After the Sunset could be better than it is. It's got a good cast, it's got a good location, and caper films are always fun. Sadly, the script is one that is so full of holes and inherently contradictory complications that the attentive viewer is left wondering "why did they have to do that when they already had achieved the objective?" and the actors mostly seem to be going through the motion of their parts. Worse, the storyline is pretty much a paint-by-number caper story, with the twists being so commonplace that I almost wish they hadn't done them. (In other words, it might have been a more satisfying film without the genre-dictated twists and double-crosses.)
I did enjoy the interplay between the Brosnan and Harrelson characters (even if I had to suspend my disbelief to a tremendous amount to buy into the way both seemed to accept each other's frendship, or assume that the other had bought into it, so quickly.

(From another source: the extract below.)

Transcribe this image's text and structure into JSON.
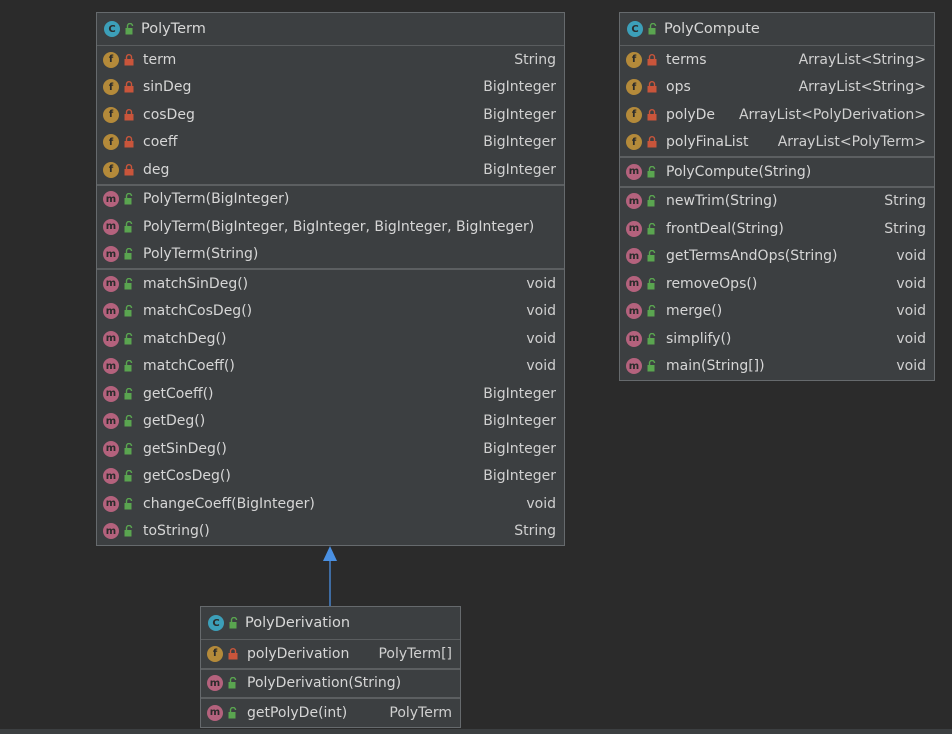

I also liked the subplot of the way Lola was revealed as the true professional while Max was a thief due to obsessive-compulsive behavior and supreme narcissism and arrogance; Lola was content to retire with her spoils and work on building the deck for their new house and take tennis lessons, while Max had to keep stealing. It was one part of the film that evoked an emotional response from me (aside from smiling at the funny parts), despite the fact that it was another of the films well-trod cliche elements.
"After the Sunset" could have been a Five or even Six Star movie if just a little more brainpower had been spent working out the problems in the script (and even the many shots of Hayek's ample assets barely contained in skimpy outfits can't make up for those).
Speaking of Salma Hayek, she was one of the "immodest women" featured in the very important, mind-opening "Tectonic Tuesdays" series at Cinema Steve.